■ MATERIAL PROVIDED
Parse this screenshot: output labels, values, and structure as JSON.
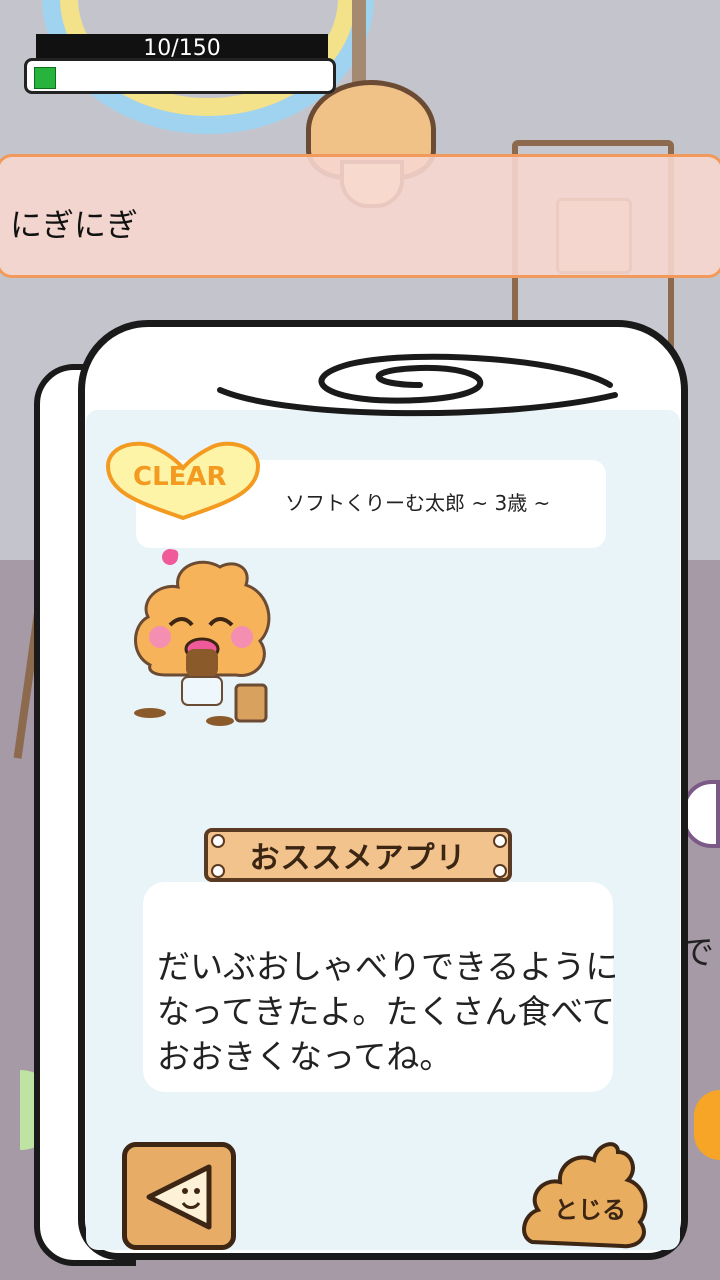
{
  "hud": {
    "hp_text": "10/150",
    "hp_fraction": 0.0667,
    "hp_fill_color": "#27b33c"
  },
  "banner": {
    "text": "にぎにぎ"
  },
  "status": {
    "clear_label": "CLEAR",
    "character_name": "ソフトくりーむ太郎 ~ 3歳 ~"
  },
  "recommend": {
    "label": "おススメアプリ"
  },
  "message": {
    "lines": [
      "だいぶおしゃべりできるように",
      "なってきたよ。たくさん食べて",
      "おおきくなってね。"
    ]
  },
  "background": {
    "side_text": "で"
  },
  "buttons": {
    "back_icon": "triangle-face-icon",
    "close_label": "とじる"
  },
  "colors": {
    "accent": "#f39a20",
    "banner_border": "#f29a5c",
    "wood": "#f2c38c"
  }
}
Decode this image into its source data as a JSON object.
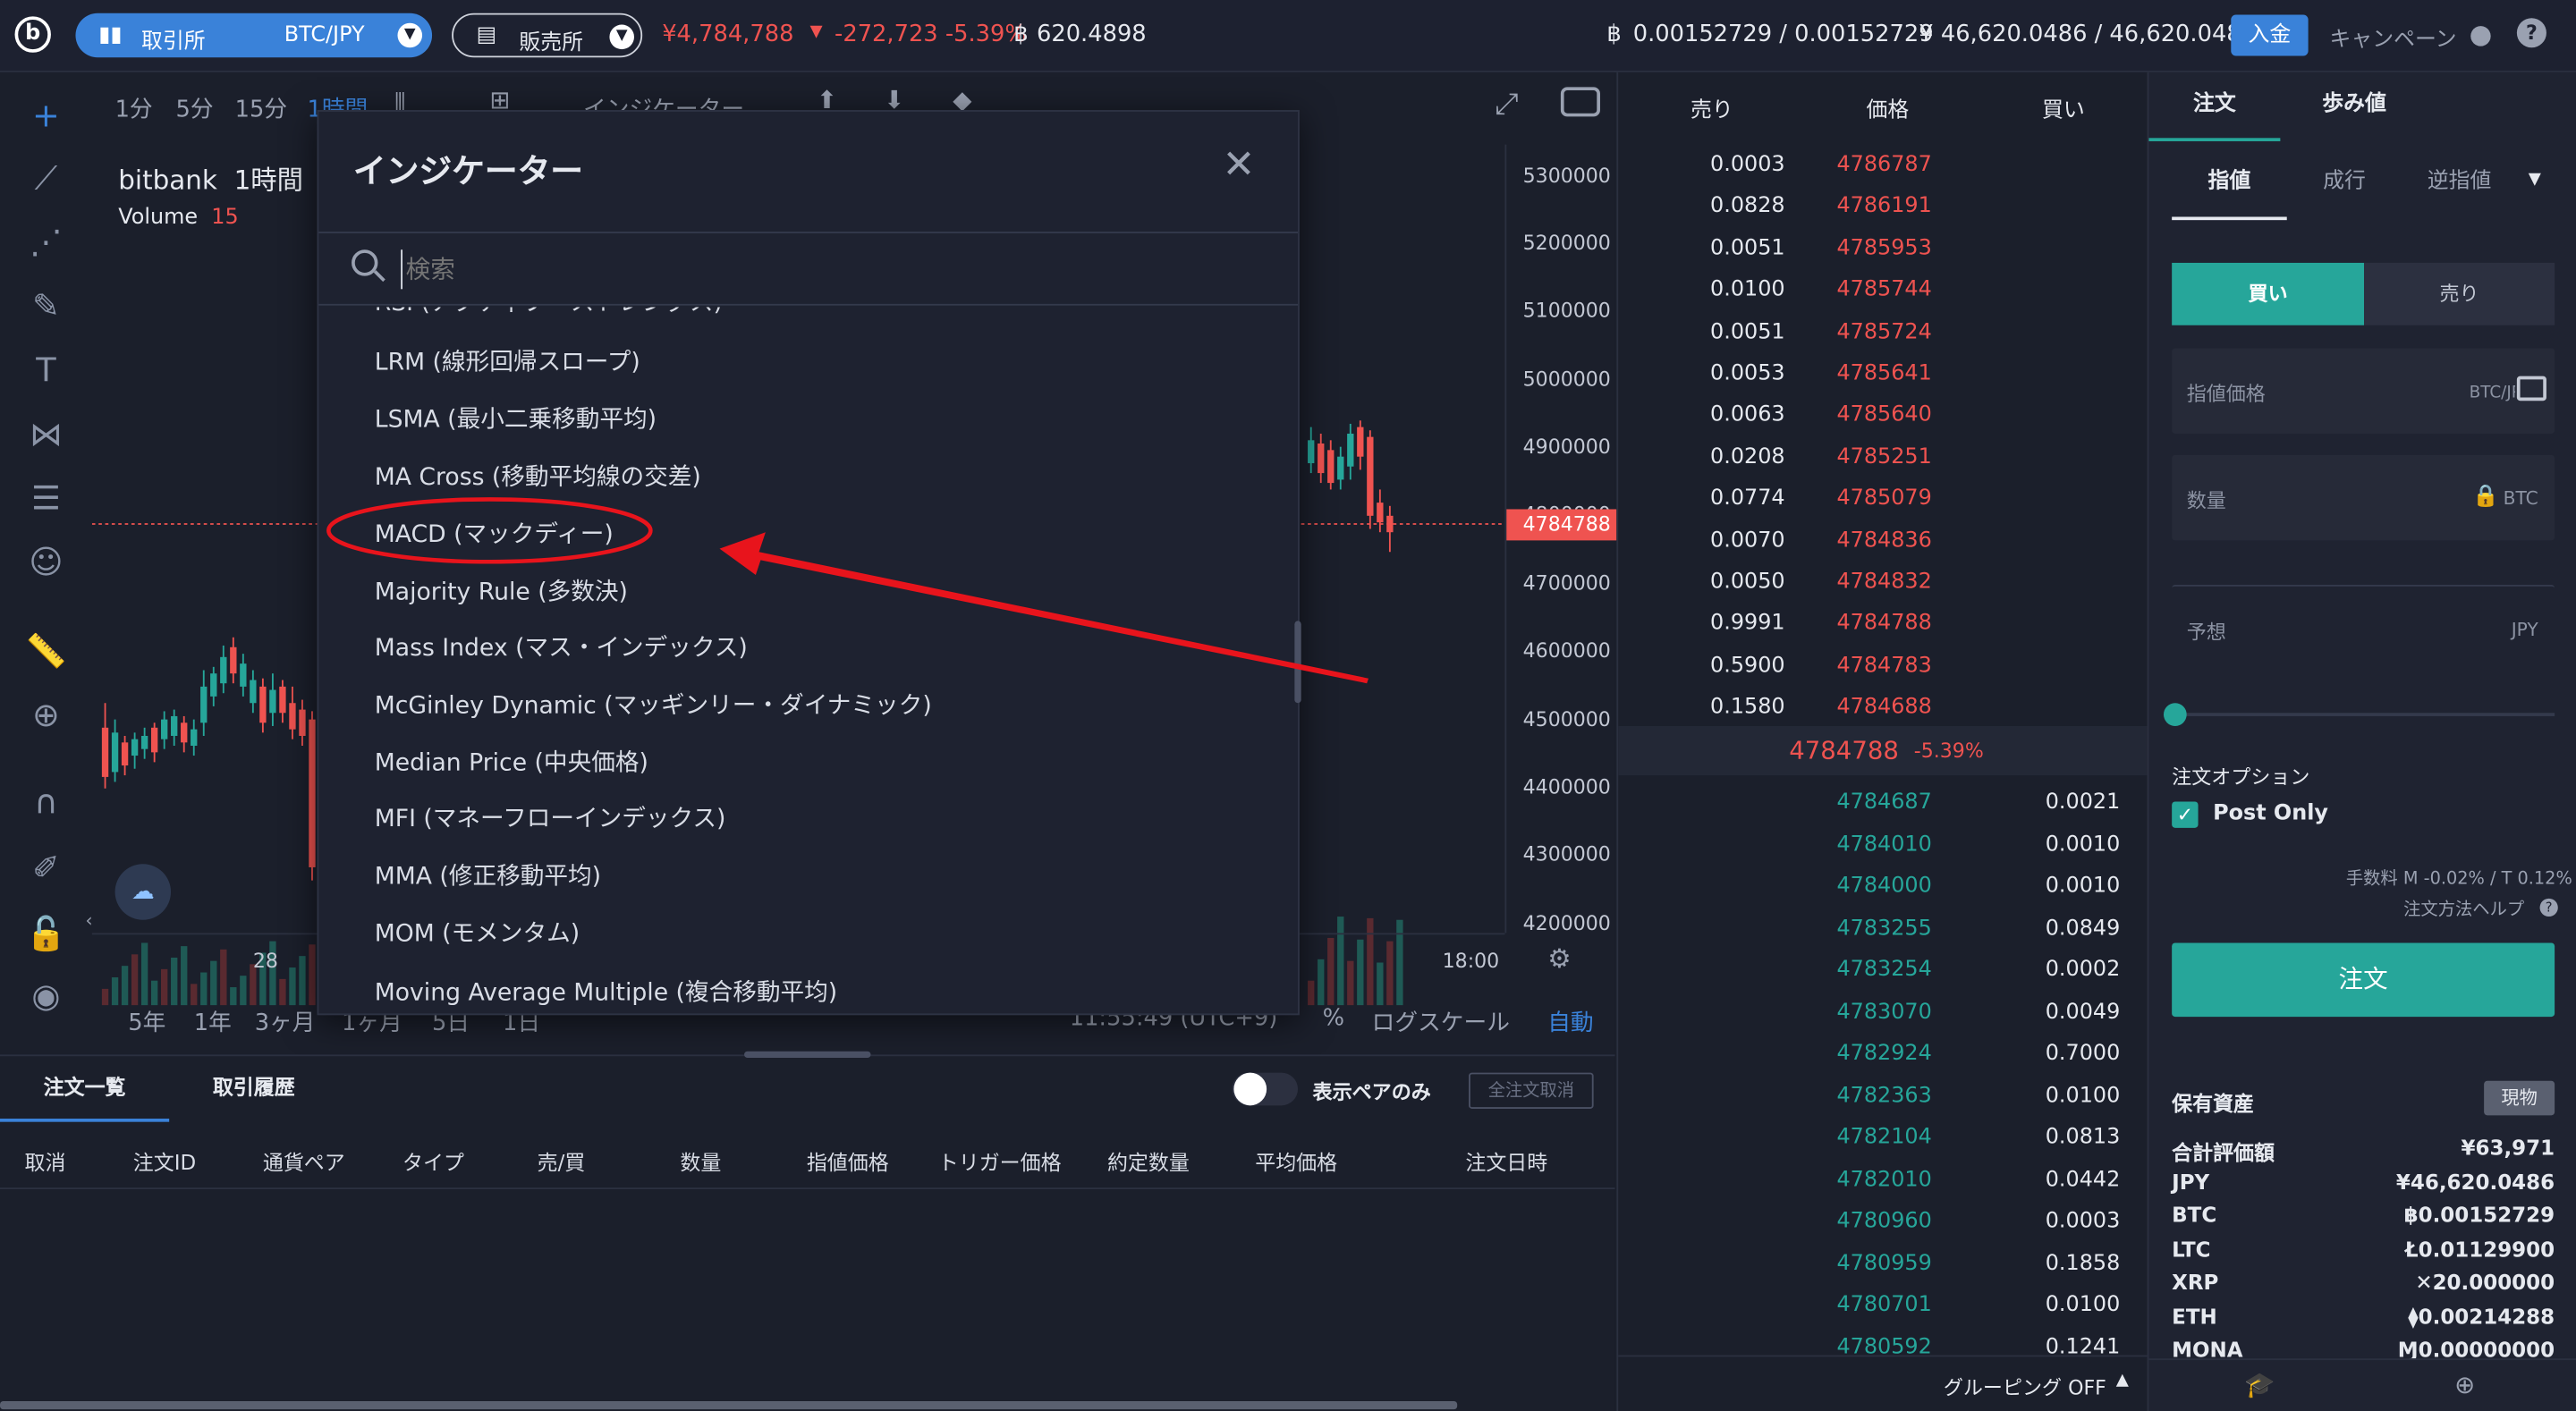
{
  "header": {
    "logo": "b",
    "market_label": "取引所",
    "pair": "BTC/JPY",
    "store_label": "販売所",
    "price": "¥4,784,788",
    "change": "-272,723 -5.39%",
    "volume": "620.4898",
    "btc_balance": "0.00152729 / 0.00152729",
    "jpy_balance": "¥ 46,620.0486 / 46,620.0486",
    "deposit": "入金",
    "campaign": "キャンペーン"
  },
  "chart_toolbar": {
    "intervals": [
      "1分",
      "5分",
      "15分",
      "1時間"
    ],
    "indicator_btn": "インジケーター"
  },
  "chart": {
    "title": "bitbank",
    "interval": "1時間",
    "volume_label": "Volume",
    "volume_value": "15",
    "price_ticks": [
      "5300000",
      "5200000",
      "5100000",
      "5000000",
      "4900000",
      "4800000",
      "4700000",
      "4600000",
      "4500000",
      "4400000",
      "4300000",
      "4200000"
    ],
    "current_price": "4784788",
    "x_labels": [
      "28",
      "18:00"
    ],
    "ranges": [
      "5年",
      "1年",
      "3ヶ月",
      "1ヶ月",
      "5日",
      "1日"
    ],
    "time": "11:55:49 (UTC+9)",
    "pct": "%",
    "log": "ログスケール",
    "auto": "自動"
  },
  "modal": {
    "title": "インジケーター",
    "search_placeholder": "検索",
    "items": [
      "RSI (アクティブ・ストレングス)",
      "LRM (線形回帰スロープ)",
      "LSMA (最小二乗移動平均)",
      "MA Cross (移動平均線の交差)",
      "MACD (マックディー)",
      "Majority Rule (多数決)",
      "Mass Index (マス・インデックス)",
      "McGinley Dynamic (マッギンリー・ダイナミック)",
      "Median Price (中央価格)",
      "MFI (マネーフローインデックス)",
      "MMA (修正移動平均)",
      "MOM (モメンタム)",
      "Moving Average Multiple (複合移動平均)"
    ]
  },
  "orderbook": {
    "h_sell": "売り",
    "h_price": "価格",
    "h_buy": "買い",
    "asks": [
      {
        "q": "0.0003",
        "p": "4786787"
      },
      {
        "q": "0.0828",
        "p": "4786191"
      },
      {
        "q": "0.0051",
        "p": "4785953"
      },
      {
        "q": "0.0100",
        "p": "4785744"
      },
      {
        "q": "0.0051",
        "p": "4785724"
      },
      {
        "q": "0.0053",
        "p": "4785641"
      },
      {
        "q": "0.0063",
        "p": "4785640"
      },
      {
        "q": "0.0208",
        "p": "4785251"
      },
      {
        "q": "0.0774",
        "p": "4785079"
      },
      {
        "q": "0.0070",
        "p": "4784836"
      },
      {
        "q": "0.0050",
        "p": "4784832"
      },
      {
        "q": "0.9991",
        "p": "4784788"
      },
      {
        "q": "0.5900",
        "p": "4784783"
      },
      {
        "q": "0.1580",
        "p": "4784688"
      }
    ],
    "last": "4784788",
    "last_change": "-5.39%",
    "bids": [
      {
        "p": "4784687",
        "q": "0.0021"
      },
      {
        "p": "4784010",
        "q": "0.0010"
      },
      {
        "p": "4784000",
        "q": "0.0010"
      },
      {
        "p": "4783255",
        "q": "0.0849"
      },
      {
        "p": "4783254",
        "q": "0.0002"
      },
      {
        "p": "4783070",
        "q": "0.0049"
      },
      {
        "p": "4782924",
        "q": "0.7000"
      },
      {
        "p": "4782363",
        "q": "0.0100"
      },
      {
        "p": "4782104",
        "q": "0.0813"
      },
      {
        "p": "4782010",
        "q": "0.0442"
      },
      {
        "p": "4780960",
        "q": "0.0003"
      },
      {
        "p": "4780959",
        "q": "0.1858"
      },
      {
        "p": "4780701",
        "q": "0.0100"
      },
      {
        "p": "4780592",
        "q": "0.1241"
      }
    ],
    "grouping": "グルーピング OFF"
  },
  "order": {
    "tab_order": "注文",
    "tab_trades": "歩み値",
    "types": [
      "指値",
      "成行",
      "逆指値"
    ],
    "buy": "買い",
    "sell": "売り",
    "limit_price": "指値価格",
    "limit_unit": "BTC/JPY",
    "amount": "数量",
    "amount_unit": "BTC",
    "estimate": "予想",
    "estimate_unit": "JPY",
    "options": "注文オプション",
    "post_only": "Post Only",
    "fee": "手数料 M -0.02% / T 0.12%",
    "help": "注文方法ヘルプ",
    "submit": "注文",
    "assets_title": "保有資産",
    "spot": "現物",
    "assets": [
      {
        "name": "合計評価額",
        "value": "¥63,971"
      },
      {
        "name": "JPY",
        "value": "¥46,620.0486"
      },
      {
        "name": "BTC",
        "value": "฿0.00152729"
      },
      {
        "name": "LTC",
        "value": "Ł0.01129900"
      },
      {
        "name": "XRP",
        "value": "✕20.000000"
      },
      {
        "name": "ETH",
        "value": "⧫0.00214288"
      },
      {
        "name": "MONA",
        "value": "Ɱ0.00000000"
      }
    ]
  },
  "bottom": {
    "tab_orders": "注文一覧",
    "tab_history": "取引履歴",
    "pair_only": "表示ペアのみ",
    "cancel_all": "全注文取消",
    "columns": [
      "取消",
      "注文ID",
      "通貨ペア",
      "タイプ",
      "売/買",
      "数量",
      "指値価格",
      "トリガー価格",
      "約定数量",
      "平均価格",
      "注文日時"
    ]
  },
  "colors": {
    "accent": "#3a82d9",
    "up": "#26a69a",
    "down": "#ef5350",
    "annotation": "#e8141c"
  }
}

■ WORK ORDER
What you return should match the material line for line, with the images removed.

■ SOLUTION FOR THIS TASK
Parse this screenshot: output labels, values, and structure as JSON.
{
  "hud": {
    "hp_text": "10/150",
    "hp_fraction": 0.0667,
    "hp_fill_color": "#27b33c"
  },
  "banner": {
    "text": "にぎにぎ"
  },
  "status": {
    "clear_label": "CLEAR",
    "character_name": "ソフトくりーむ太郎 ~ 3歳 ~"
  },
  "recommend": {
    "label": "おススメアプリ"
  },
  "message": {
    "lines": [
      "だいぶおしゃべりできるように",
      "なってきたよ。たくさん食べて",
      "おおきくなってね。"
    ]
  },
  "background": {
    "side_text": "で"
  },
  "buttons": {
    "back_icon": "triangle-face-icon",
    "close_label": "とじる"
  },
  "colors": {
    "accent": "#f39a20",
    "banner_border": "#f29a5c",
    "wood": "#f2c38c"
  }
}
Decode this image into its source data as a JSON object.
{
  "header": {
    "logo": "b",
    "market_label": "取引所",
    "pair": "BTC/JPY",
    "store_label": "販売所",
    "price": "¥4,784,788",
    "change": "-272,723 -5.39%",
    "volume": "620.4898",
    "btc_balance": "0.00152729 / 0.00152729",
    "jpy_balance": "¥ 46,620.0486 / 46,620.0486",
    "deposit": "入金",
    "campaign": "キャンペーン"
  },
  "chart_toolbar": {
    "intervals": [
      "1分",
      "5分",
      "15分",
      "1時間"
    ],
    "indicator_btn": "インジケーター"
  },
  "chart": {
    "title": "bitbank",
    "interval": "1時間",
    "volume_label": "Volume",
    "volume_value": "15",
    "price_ticks": [
      "5300000",
      "5200000",
      "5100000",
      "5000000",
      "4900000",
      "4800000",
      "4700000",
      "4600000",
      "4500000",
      "4400000",
      "4300000",
      "4200000"
    ],
    "current_price": "4784788",
    "x_labels": [
      "28",
      "18:00"
    ],
    "ranges": [
      "5年",
      "1年",
      "3ヶ月",
      "1ヶ月",
      "5日",
      "1日"
    ],
    "time": "11:55:49 (UTC+9)",
    "pct": "%",
    "log": "ログスケール",
    "auto": "自動"
  },
  "modal": {
    "title": "インジケーター",
    "search_placeholder": "検索",
    "items": [
      "RSI (アクティブ・ストレングス)",
      "LRM (線形回帰スロープ)",
      "LSMA (最小二乗移動平均)",
      "MA Cross (移動平均線の交差)",
      "MACD (マックディー)",
      "Majority Rule (多数決)",
      "Mass Index (マス・インデックス)",
      "McGinley Dynamic (マッギンリー・ダイナミック)",
      "Median Price (中央価格)",
      "MFI (マネーフローインデックス)",
      "MMA (修正移動平均)",
      "MOM (モメンタム)",
      "Moving Average Multiple (複合移動平均)"
    ]
  },
  "orderbook": {
    "h_sell": "売り",
    "h_price": "価格",
    "h_buy": "買い",
    "asks": [
      {
        "q": "0.0003",
        "p": "4786787"
      },
      {
        "q": "0.0828",
        "p": "4786191"
      },
      {
        "q": "0.0051",
        "p": "4785953"
      },
      {
        "q": "0.0100",
        "p": "4785744"
      },
      {
        "q": "0.0051",
        "p": "4785724"
      },
      {
        "q": "0.0053",
        "p": "4785641"
      },
      {
        "q": "0.0063",
        "p": "4785640"
      },
      {
        "q": "0.0208",
        "p": "4785251"
      },
      {
        "q": "0.0774",
        "p": "4785079"
      },
      {
        "q": "0.0070",
        "p": "4784836"
      },
      {
        "q": "0.0050",
        "p": "4784832"
      },
      {
        "q": "0.9991",
        "p": "4784788"
      },
      {
        "q": "0.5900",
        "p": "4784783"
      },
      {
        "q": "0.1580",
        "p": "4784688"
      }
    ],
    "last": "4784788",
    "last_change": "-5.39%",
    "bids": [
      {
        "p": "4784687",
        "q": "0.0021"
      },
      {
        "p": "4784010",
        "q": "0.0010"
      },
      {
        "p": "4784000",
        "q": "0.0010"
      },
      {
        "p": "4783255",
        "q": "0.0849"
      },
      {
        "p": "4783254",
        "q": "0.0002"
      },
      {
        "p": "4783070",
        "q": "0.0049"
      },
      {
        "p": "4782924",
        "q": "0.7000"
      },
      {
        "p": "4782363",
        "q": "0.0100"
      },
      {
        "p": "4782104",
        "q": "0.0813"
      },
      {
        "p": "4782010",
        "q": "0.0442"
      },
      {
        "p": "4780960",
        "q": "0.0003"
      },
      {
        "p": "4780959",
        "q": "0.1858"
      },
      {
        "p": "4780701",
        "q": "0.0100"
      },
      {
        "p": "4780592",
        "q": "0.1241"
      }
    ],
    "grouping": "グルーピング OFF"
  },
  "order": {
    "tab_order": "注文",
    "tab_trades": "歩み値",
    "types": [
      "指値",
      "成行",
      "逆指値"
    ],
    "buy": "買い",
    "sell": "売り",
    "limit_price": "指値価格",
    "limit_unit": "BTC/JPY",
    "amount": "数量",
    "amount_unit": "BTC",
    "estimate": "予想",
    "estimate_unit": "JPY",
    "options": "注文オプション",
    "post_only": "Post Only",
    "fee": "手数料 M -0.02% / T 0.12%",
    "help": "注文方法ヘルプ",
    "submit": "注文",
    "assets_title": "保有資産",
    "spot": "現物",
    "assets": [
      {
        "name": "合計評価額",
        "value": "¥63,971"
      },
      {
        "name": "JPY",
        "value": "¥46,620.0486"
      },
      {
        "name": "BTC",
        "value": "฿0.00152729"
      },
      {
        "name": "LTC",
        "value": "Ł0.01129900"
      },
      {
        "name": "XRP",
        "value": "✕20.000000"
      },
      {
        "name": "ETH",
        "value": "⧫0.00214288"
      },
      {
        "name": "MONA",
        "value": "Ɱ0.00000000"
      }
    ]
  },
  "bottom": {
    "tab_orders": "注文一覧",
    "tab_history": "取引履歴",
    "pair_only": "表示ペアのみ",
    "cancel_all": "全注文取消",
    "columns": [
      "取消",
      "注文ID",
      "通貨ペア",
      "タイプ",
      "売/買",
      "数量",
      "指値価格",
      "トリガー価格",
      "約定数量",
      "平均価格",
      "注文日時"
    ]
  },
  "colors": {
    "accent": "#3a82d9",
    "up": "#26a69a",
    "down": "#ef5350",
    "annotation": "#e8141c"
  }
}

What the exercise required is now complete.